“Well, I can help with one of those things, anyway. How about we grab a bite to eat after I finish up here?”
“Umm…thanks, but no. I’ve really got to be going. It was great bumping into you…ha…literally, but, umm, I’ve got to run.” As she turned to flee down the next aisle, she heard Jake’s laughter and his last words.
“See you tomorrow, Lisa.”

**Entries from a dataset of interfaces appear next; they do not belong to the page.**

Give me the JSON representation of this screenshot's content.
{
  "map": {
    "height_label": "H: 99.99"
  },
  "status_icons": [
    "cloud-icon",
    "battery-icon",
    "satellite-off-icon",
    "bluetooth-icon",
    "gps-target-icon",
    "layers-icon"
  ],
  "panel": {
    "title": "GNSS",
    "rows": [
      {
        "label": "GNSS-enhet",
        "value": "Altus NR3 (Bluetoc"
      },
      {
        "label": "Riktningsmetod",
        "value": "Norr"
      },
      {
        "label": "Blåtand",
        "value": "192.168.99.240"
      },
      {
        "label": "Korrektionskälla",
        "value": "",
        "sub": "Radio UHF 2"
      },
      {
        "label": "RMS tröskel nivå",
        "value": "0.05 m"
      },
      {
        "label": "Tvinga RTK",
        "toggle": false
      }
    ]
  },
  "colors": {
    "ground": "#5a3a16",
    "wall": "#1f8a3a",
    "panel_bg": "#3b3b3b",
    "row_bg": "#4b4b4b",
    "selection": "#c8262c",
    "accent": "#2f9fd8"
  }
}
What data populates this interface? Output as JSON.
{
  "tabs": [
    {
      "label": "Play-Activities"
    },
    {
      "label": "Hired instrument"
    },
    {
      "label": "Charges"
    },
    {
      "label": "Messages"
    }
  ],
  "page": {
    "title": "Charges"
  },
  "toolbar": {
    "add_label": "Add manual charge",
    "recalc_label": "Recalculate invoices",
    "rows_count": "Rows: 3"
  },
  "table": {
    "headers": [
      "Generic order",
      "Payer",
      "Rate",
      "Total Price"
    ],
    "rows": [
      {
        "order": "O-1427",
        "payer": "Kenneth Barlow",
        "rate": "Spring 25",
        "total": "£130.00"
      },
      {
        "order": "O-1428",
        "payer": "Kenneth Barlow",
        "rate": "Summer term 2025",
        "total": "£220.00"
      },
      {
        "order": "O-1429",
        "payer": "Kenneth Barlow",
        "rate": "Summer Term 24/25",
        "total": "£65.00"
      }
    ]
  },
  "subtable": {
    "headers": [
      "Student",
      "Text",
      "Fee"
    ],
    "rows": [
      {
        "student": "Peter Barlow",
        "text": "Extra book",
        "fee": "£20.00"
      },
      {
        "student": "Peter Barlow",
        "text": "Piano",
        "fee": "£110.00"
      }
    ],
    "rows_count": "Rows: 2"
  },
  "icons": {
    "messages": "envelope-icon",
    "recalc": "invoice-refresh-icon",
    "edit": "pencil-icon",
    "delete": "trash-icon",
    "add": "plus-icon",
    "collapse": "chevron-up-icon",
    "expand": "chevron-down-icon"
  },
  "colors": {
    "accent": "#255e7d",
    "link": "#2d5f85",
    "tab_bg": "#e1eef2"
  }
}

As Jake walked to his truck to unload his groceries, he couldn’t help smiling. His first meeting with Lisa couldn’t have gone worse, and yet there was something about her that intrigued him. The girl scared easier than a newborn filly, and he wondered briefly why that was. After spotting her in the checkout lane next to his, he’d waved. She’d barely raised her hand in response before fleeing so fast she’d forgotten one of her bags and had to come back in. He chuckled to himself. It had been a long time since he’d felt an instant attraction like this. Leaning against the tailgate, he contemplated what it was about her that had him so interested. Lisa had the classic girl-next-door look down with her long, brown hair and sky-blue eyes. But it wasn’t just her looks that had him taking notice. She didn’t seem interested in him at all, and why was that so refreshing? One thing was for certain. He was not done with Miss Lisa James, not by a long shot. After returning his cart, his phone ringing broke his train of thought. A quick glance at the caller ID had his body tensing, and all thoughts of his attractive new neighbor fled.